This comment was posted to reddit on Jul 11, 2018 at 12:38 am and was deleted within 15 hour(s) and 30 minutes.

My Galois theory book has a problem on resolvents where you're supposed to prove that you can solve the quintic:
x^{5} + px + q = 0
by radicals over the field that contains one of the roots of the resolvent polynomial and the square root of the discriminant.

The resolvent polynomial is sixth order, and there's no explicit formula for a sixth order by radicals any more than a fifth order, so it's not like a useful way to do it or anything. Plus, it sounds like there's some fancy method using hypergeometric functions if you're after something explicit.

To do the exercise, you were just supposed to show the corresponding group is solvable, but I came up with an explicit formula for it too. I have no idea if anyone has done it before, and I don't really know why they would have. I guess calling it a proof is a little weird because it involved solving these big matrix equations on my computer, but it was a fun project.

The final formula is huge and I only ever really computed it in a python script, but it does give the same answers as the polyroots function. If you're interested: https://pastebin.com/BGwDEjbR

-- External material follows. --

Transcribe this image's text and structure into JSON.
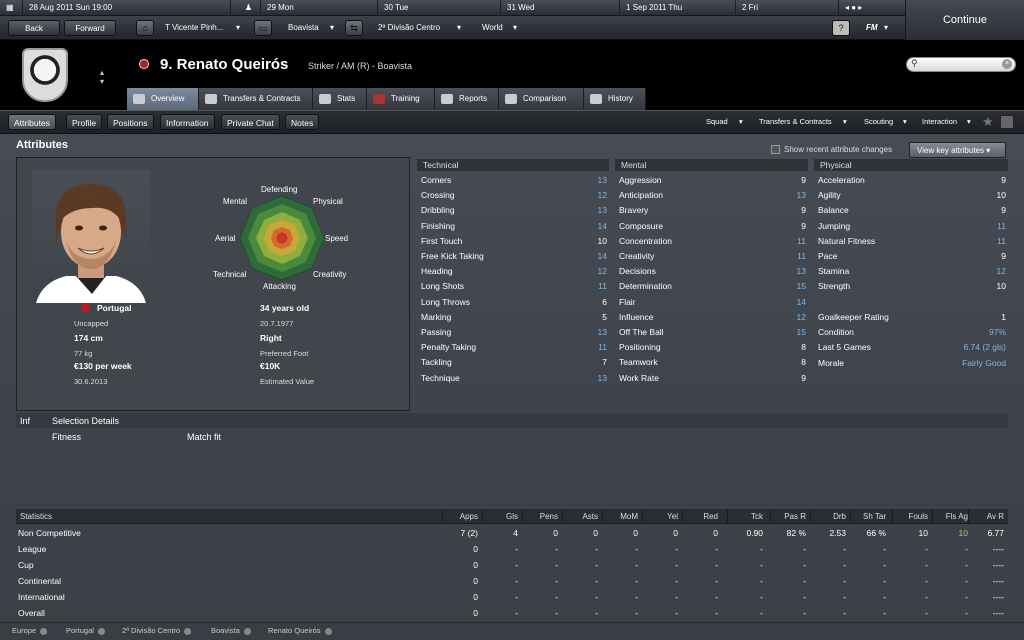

With those values of p and q, I got: p=-4.200000 q=-8.300000 permuting the polyroots with: [4, 2, 1, 0, 3] error: 7.622009e-14 polyroots analytic +1.73171 + j+0.00000 vs +1.73171 + j-0.00000 +0.31186 + j-1.60664 vs +0.31186 + j-1.60664 -1.17771 + j+0.63432 vs -1.17771 + j+0.63432 -1.17771 + j-0.63432 vs -1.17771 + j-0.63432 +0.31186 + j+1.60664 vs +0.31186 + j+1.60664